The following section is a short 2km but certainly more strenuous as it zig-zags up the mountain and crosses to the nearby saddle north of the waterfalls you just passed. Once again stop now and then and enjoy the views over Cebollapampa that you’ve just ascended from; there’s some stunning photos to be had. Above you on this section, the peaks of Yanapaccha tower. Into the saddle is the last little bit of a climb, for now, and you’ll get to a little lake unofficially referred to as “Laguna 68”. Good time for a 5min break but the wind might be chilling you to the bone so move around to the far end of the lake where you’ll be a bit more sheltered from the icy wind. In front you will be the massive shape and peaks of Chacraraju mountain. 5km completed now and you’re at an altitude of 4,400m. 

The final section of 2km has two parts; the first is a 15-20min flat walk to bottom of what will be the final ascent to Laguna 69. The walk across this little pampas is a good time to make up some time. At the start of the ascent there are some large rocks where you can take a final 5min break before the last push up to 200m higher. By now you’ll have seen another mountain to the left of Chacraraju, those are the peaks of Pisco - yes, named after the famous Peruvian drink. 

Ascending now will go even slower, for many anyway, the air is getting much thinner. Get yourself a steady pace with some short stops - as they say in East Africa, “Pole Pole” …slowly slowly! This is not all slogging as the views are drop-dead stunning all around you. Another mountain to the left of Huascaran will come into view, this is the beautiful mountain Chopicalqui - the famous logo of Paramount Pictures. In the direction you’ve come from you’ll see another couple of lakes, Lagos de Brogi which are also glacial lakes of Chacraraju. 

This breath-taking (pun intended) final section can take you anything from 30-60min depending on how much/little your body’s liking it. Once you get over the last little ridge, there’s a 2min flat walk before you get your first view of the bluest blue of lakes; these are the azure waters of Laguna 69. Down at the shoreline, relax and have a drink and bite to eat. Your options for photos are multitude here; over and above the standard selfies, there are some higher areas for the more energetic to get more panoramic shots from. 

The waterfall might have some pieces of ice coming down now and then, or like we saw the other day, a ‘small’ avalanche from one of the peaks of Chacraraju. Try not to stay later than 2pm at the most as there’s usually some weather moving in later in the afternoon plus a later walk means longer sections on the return trek in the shade, a considerably cooler experience. 

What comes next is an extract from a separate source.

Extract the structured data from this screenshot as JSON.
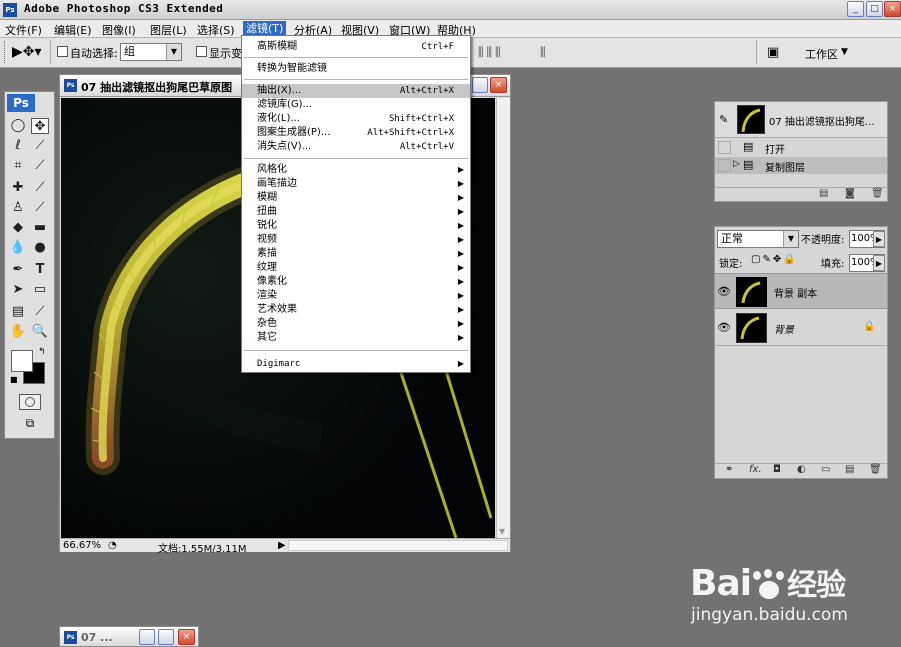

All along the trek you’ll encounter a variety of flowers and plants and hopefully at least get a glimpse of the shy but quick Northern Viscacha, a relative of the chincilla family resembling a large rabbit. There is no shortage of birds around for the avid birder with a good supply of humming birds and sierra-finches plus the seemingly omni-present blue-grey Tit-like Dacnis. Keep an eye on the sky too as there is of course a small chance of a condor but more likely some vultures. (Keep an eye out for further posts on the fauna & flora of Llanganuco Sector)

The trek back to Cebollapampa takes an average of 2 hours.  Take care though so you don’t end up sliding down too much on the loose rocks on the trail. Once back in Huaraz, or probably on the bus already, you’ll be having a good sleep after the 14km trek to find out how blue is blue! 
Please note that times mentioned are an average only and is dependant on your personal physical condition and ability to adapt to the high altitudes.

(my trip was organised through Akilpo Backpackers {their Facebook page} in Huaraz)